→ **What the exercise asks**
Every entry should appear in your answer exactly as it does here.

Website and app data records
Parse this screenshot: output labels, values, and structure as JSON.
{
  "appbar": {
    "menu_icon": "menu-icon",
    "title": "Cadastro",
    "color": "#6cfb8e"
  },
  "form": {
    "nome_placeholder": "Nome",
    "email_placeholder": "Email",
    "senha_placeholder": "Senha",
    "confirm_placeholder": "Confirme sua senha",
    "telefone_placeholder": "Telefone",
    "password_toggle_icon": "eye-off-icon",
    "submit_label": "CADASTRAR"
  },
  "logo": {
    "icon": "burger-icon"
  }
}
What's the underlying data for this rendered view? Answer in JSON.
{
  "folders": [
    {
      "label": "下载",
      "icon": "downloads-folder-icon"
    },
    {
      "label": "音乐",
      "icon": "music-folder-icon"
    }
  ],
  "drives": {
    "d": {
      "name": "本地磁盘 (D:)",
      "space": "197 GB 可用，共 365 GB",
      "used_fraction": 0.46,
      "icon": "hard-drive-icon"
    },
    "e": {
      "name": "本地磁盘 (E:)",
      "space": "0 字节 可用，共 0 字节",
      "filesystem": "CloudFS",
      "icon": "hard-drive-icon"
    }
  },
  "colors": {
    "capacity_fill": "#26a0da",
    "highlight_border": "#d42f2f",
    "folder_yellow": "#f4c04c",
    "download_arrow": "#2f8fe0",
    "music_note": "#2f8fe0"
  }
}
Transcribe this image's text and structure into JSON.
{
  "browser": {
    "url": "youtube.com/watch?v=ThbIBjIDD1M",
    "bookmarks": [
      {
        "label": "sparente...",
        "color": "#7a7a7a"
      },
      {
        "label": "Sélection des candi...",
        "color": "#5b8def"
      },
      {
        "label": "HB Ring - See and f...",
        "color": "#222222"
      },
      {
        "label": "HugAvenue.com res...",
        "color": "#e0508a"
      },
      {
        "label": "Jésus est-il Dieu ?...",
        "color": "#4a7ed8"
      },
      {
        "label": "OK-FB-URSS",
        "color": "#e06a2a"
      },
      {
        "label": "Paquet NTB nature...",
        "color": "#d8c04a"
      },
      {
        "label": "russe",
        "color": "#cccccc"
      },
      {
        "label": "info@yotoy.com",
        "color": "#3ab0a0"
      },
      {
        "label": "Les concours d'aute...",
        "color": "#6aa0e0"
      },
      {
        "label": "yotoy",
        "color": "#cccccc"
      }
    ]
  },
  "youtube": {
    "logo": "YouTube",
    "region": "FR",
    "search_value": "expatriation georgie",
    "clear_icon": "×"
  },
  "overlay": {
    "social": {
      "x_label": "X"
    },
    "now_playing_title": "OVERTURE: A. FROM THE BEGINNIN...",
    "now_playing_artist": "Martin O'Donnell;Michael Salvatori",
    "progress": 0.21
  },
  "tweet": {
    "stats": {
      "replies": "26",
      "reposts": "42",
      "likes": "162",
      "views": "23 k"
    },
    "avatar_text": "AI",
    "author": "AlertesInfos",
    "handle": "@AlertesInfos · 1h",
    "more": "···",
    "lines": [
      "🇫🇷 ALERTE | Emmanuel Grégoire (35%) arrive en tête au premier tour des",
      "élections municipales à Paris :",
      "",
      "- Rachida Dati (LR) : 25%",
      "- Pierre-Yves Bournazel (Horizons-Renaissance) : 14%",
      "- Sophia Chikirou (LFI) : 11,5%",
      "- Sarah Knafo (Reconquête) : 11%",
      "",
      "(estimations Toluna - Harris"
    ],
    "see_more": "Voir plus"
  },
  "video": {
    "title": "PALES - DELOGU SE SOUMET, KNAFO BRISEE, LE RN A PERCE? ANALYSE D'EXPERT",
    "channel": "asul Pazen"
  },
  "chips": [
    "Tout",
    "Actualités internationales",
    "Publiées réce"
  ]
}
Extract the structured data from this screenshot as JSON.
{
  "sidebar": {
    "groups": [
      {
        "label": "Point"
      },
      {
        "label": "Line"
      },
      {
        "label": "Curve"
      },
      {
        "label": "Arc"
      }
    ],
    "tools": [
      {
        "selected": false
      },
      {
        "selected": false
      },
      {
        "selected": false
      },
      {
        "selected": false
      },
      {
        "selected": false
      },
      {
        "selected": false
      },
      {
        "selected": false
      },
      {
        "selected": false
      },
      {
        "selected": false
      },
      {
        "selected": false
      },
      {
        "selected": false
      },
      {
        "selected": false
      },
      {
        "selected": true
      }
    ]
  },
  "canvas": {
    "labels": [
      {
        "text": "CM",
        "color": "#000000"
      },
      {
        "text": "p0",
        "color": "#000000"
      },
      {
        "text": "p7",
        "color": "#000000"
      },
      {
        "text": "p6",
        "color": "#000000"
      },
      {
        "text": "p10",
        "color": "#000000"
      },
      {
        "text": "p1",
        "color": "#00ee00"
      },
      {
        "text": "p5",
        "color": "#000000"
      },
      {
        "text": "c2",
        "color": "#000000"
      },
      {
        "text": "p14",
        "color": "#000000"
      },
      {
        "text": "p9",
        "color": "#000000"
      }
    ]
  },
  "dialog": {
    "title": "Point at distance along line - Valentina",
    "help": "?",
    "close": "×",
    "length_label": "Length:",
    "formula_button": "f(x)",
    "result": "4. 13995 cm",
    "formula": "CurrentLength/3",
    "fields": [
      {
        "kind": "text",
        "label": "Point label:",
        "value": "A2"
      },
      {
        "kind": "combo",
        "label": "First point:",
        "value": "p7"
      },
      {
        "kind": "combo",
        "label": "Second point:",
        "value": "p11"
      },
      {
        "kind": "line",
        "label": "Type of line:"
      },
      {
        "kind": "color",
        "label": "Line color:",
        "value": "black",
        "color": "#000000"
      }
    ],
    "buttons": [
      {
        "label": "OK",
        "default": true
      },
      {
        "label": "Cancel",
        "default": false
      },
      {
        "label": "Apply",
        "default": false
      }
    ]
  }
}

→ **Answer**
Parse this screenshot: output labels, values, and structure as JSON.
{
  "appbar": {
    "menu_icon": "menu-icon",
    "title": "Cadastro",
    "color": "#6cfb8e"
  },
  "form": {
    "nome_placeholder": "Nome",
    "email_placeholder": "Email",
    "senha_placeholder": "Senha",
    "confirm_placeholder": "Confirme sua senha",
    "telefone_placeholder": "Telefone",
    "password_toggle_icon": "eye-off-icon",
    "submit_label": "CADASTRAR"
  },
  "logo": {
    "icon": "burger-icon"
  }
}
What's the underlying data for this rendered view? Answer in JSON.
{
  "folders": [
    {
      "label": "下载",
      "icon": "downloads-folder-icon"
    },
    {
      "label": "音乐",
      "icon": "music-folder-icon"
    }
  ],
  "drives": {
    "d": {
      "name": "本地磁盘 (D:)",
      "space": "197 GB 可用，共 365 GB",
      "used_fraction": 0.46,
      "icon": "hard-drive-icon"
    },
    "e": {
      "name": "本地磁盘 (E:)",
      "space": "0 字节 可用，共 0 字节",
      "filesystem": "CloudFS",
      "icon": "hard-drive-icon"
    }
  },
  "colors": {
    "capacity_fill": "#26a0da",
    "highlight_border": "#d42f2f",
    "folder_yellow": "#f4c04c",
    "download_arrow": "#2f8fe0",
    "music_note": "#2f8fe0"
  }
}
Transcribe this image's text and structure into JSON.
{
  "browser": {
    "url": "youtube.com/watch?v=ThbIBjIDD1M",
    "bookmarks": [
      {
        "label": "sparente...",
        "color": "#7a7a7a"
      },
      {
        "label": "Sélection des candi...",
        "color": "#5b8def"
      },
      {
        "label": "HB Ring - See and f...",
        "color": "#222222"
      },
      {
        "label": "HugAvenue.com res...",
        "color": "#e0508a"
      },
      {
        "label": "Jésus est-il Dieu ?...",
        "color": "#4a7ed8"
      },
      {
        "label": "OK-FB-URSS",
        "color": "#e06a2a"
      },
      {
        "label": "Paquet NTB nature...",
        "color": "#d8c04a"
      },
      {
        "label": "russe",
        "color": "#cccccc"
      },
      {
        "label": "info@yotoy.com",
        "color": "#3ab0a0"
      },
      {
        "label": "Les concours d'aute...",
        "color": "#6aa0e0"
      },
      {
        "label": "yotoy",
        "color": "#cccccc"
      }
    ]
  },
  "youtube": {
    "logo": "YouTube",
    "region": "FR",
    "search_value": "expatriation georgie",
    "clear_icon": "×"
  },
  "overlay": {
    "social": {
      "x_label": "X"
    },
    "now_playing_title": "OVERTURE: A. FROM THE BEGINNIN...",
    "now_playing_artist": "Martin O'Donnell;Michael Salvatori",
    "progress": 0.21
  },
  "tweet": {
    "stats": {
      "replies": "26",
      "reposts": "42",
      "likes": "162",
      "views": "23 k"
    },
    "avatar_text": "AI",
    "author": "AlertesInfos",
    "handle": "@AlertesInfos · 1h",
    "more": "···",
    "lines": [
      "🇫🇷 ALERTE | Emmanuel Grégoire (35%) arrive en tête au premier tour des",
      "élections municipales à Paris :",
      "",
      "- Rachida Dati (LR) : 25%",
      "- Pierre-Yves Bournazel (Horizons-Renaissance) : 14%",
      "- Sophia Chikirou (LFI) : 11,5%",
      "- Sarah Knafo (Reconquête) : 11%",
      "",
      "(estimations Toluna - Harris"
    ],
    "see_more": "Voir plus"
  },
  "video": {
    "title": "PALES - DELOGU SE SOUMET, KNAFO BRISEE, LE RN A PERCE? ANALYSE D'EXPERT",
    "channel": "asul Pazen"
  },
  "chips": [
    "Tout",
    "Actualités internationales",
    "Publiées réce"
  ]
}
Extract the structured data from this screenshot as JSON.
{
  "sidebar": {
    "groups": [
      {
        "label": "Point"
      },
      {
        "label": "Line"
      },
      {
        "label": "Curve"
      },
      {
        "label": "Arc"
      }
    ],
    "tools": [
      {
        "selected": false
      },
      {
        "selected": false
      },
      {
        "selected": false
      },
      {
        "selected": false
      },
      {
        "selected": false
      },
      {
        "selected": false
      },
      {
        "selected": false
      },
      {
        "selected": false
      },
      {
        "selected": false
      },
      {
        "selected": false
      },
      {
        "selected": false
      },
      {
        "selected": false
      },
      {
        "selected": true
      }
    ]
  },
  "canvas": {
    "labels": [
      {
        "text": "CM",
        "color": "#000000"
      },
      {
        "text": "p0",
        "color": "#000000"
      },
      {
        "text": "p7",
        "color": "#000000"
      },
      {
        "text": "p6",
        "color": "#000000"
      },
      {
        "text": "p10",
        "color": "#000000"
      },
      {
        "text": "p1",
        "color": "#00ee00"
      },
      {
        "text": "p5",
        "color": "#000000"
      },
      {
        "text": "c2",
        "color": "#000000"
      },
      {
        "text": "p14",
        "color": "#000000"
      },
      {
        "text": "p9",
        "color": "#000000"
      }
    ]
  },
  "dialog": {
    "title": "Point at distance along line - Valentina",
    "help": "?",
    "close": "×",
    "length_label": "Length:",
    "formula_button": "f(x)",
    "result": "4. 13995 cm",
    "formula": "CurrentLength/3",
    "fields": [
      {
        "kind": "text",
        "label": "Point label:",
        "value": "A2"
      },
      {
        "kind": "combo",
        "label": "First point:",
        "value": "p7"
      },
      {
        "kind": "combo",
        "label": "Second point:",
        "value": "p11"
      },
      {
        "kind": "line",
        "label": "Type of line:"
      },
      {
        "kind": "color",
        "label": "Line color:",
        "value": "black",
        "color": "#000000"
      }
    ],
    "buttons": [
      {
        "label": "OK",
        "default": true
      },
      {
        "label": "Cancel",
        "default": false
      },
      {
        "label": "Apply",
        "default": false
      }
    ]
  }
}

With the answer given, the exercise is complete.